zero hour workers
The rules around zero hour contract workers can seem complex to those who are used to dealing with more traditional employment contracts. Here, we’re going to break down what the law ensures zero hour workers, as well as addressing questions such as whether those workers get paid time off, and how to calculate the hours that they’re entitled to.
Zero hour contract holiday pay entitlement laws
All workers are legally entitled to at least 5.6 weeks of paid holidays. For most traditional employees who work five days a week, this amounts to 28 days a year, but calculating that amount for zero hour contract workers can be trickier.
Workers on a zero hour contract have just as much entitled to holiday pay as their full-time equivalents. Since they work fewer hours, on average, they might be entitled to less, but they are guaranteed annual leave.
However, whether public or bank holidays have to be given as paid holidays is a different matter. This is defined not by the law, but your employment contract. You don’t have to offer paid time off for Bank Holidays, nor do you have to grant paid overtime, but many companies choose to in order to ensure morale.

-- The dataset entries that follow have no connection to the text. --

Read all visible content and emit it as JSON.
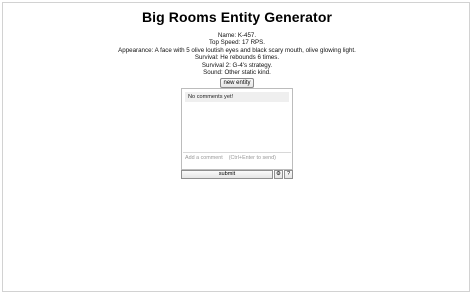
{
  "page": {
    "title": "Big Rooms Entity Generator"
  },
  "entity": {
    "name": "Name: K-457.",
    "top_speed": "Top Speed: 17 RPS.",
    "appearance": "Appearance: A face with 5 olive loutish eyes and black scary mouth, olive glowing light.",
    "survival": "Survival: He rebounds 6 times.",
    "survival2": "Survival 2: G-4's strategy.",
    "sound": "Sound: Other static kind."
  },
  "controls": {
    "new_entity_label": "new entity"
  },
  "comments": {
    "empty_text": "No comments yet!",
    "placeholder": "Add a comment    (Ctrl+Enter to send)",
    "submit_label": "submit",
    "settings_icon": "gear-icon",
    "help_label": "?"
  }
}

How much paid holiday leave are zero hour workers entitled to?
Since zero hour contract workers may not work a fixed amount of days a week, working out their entitlement in terms of hours can be easier than trying to work how many days that they are allowed to take.
If you have multiple zero hour contract employees that each work a different amount of hours from one another, you may have to figure out what they are entitled to individually.
The average worker is entitled to 5.6 weeks as a percentage of the total hours they work in a year. This percentage works out to 12.07%, which can be applied to your zero hour workers as well.
Working our zero hour contract leave
Since your zero hour contract workers are entitled to 12.07% of their total hours worked as holiday leave, it might be best for you to build their leave up over time-based on how much they work a week.
So, say that they work 10 hours a week. To work how much leave they get from that week, you can divide the number of hours they work (10) by 100, then multiply it by the percentage they’re entitled to (12.07), and you see they have earned roughly 1.2 hours of paid time off.
The government does provide a holiday entitlement calculator if you want to work out how much leave they have accrued so far, but it’s recommended you implement a system that automatically determines how much leave they earn over each week.
If you have any queries or concerns regarding your zero hour contract workers and their holiday entitlements, Neathouse Partners can help you clarify them all. Get in touch with our team of employment law and HR specialists, and you can make sure you’re staying compliant every step of the way.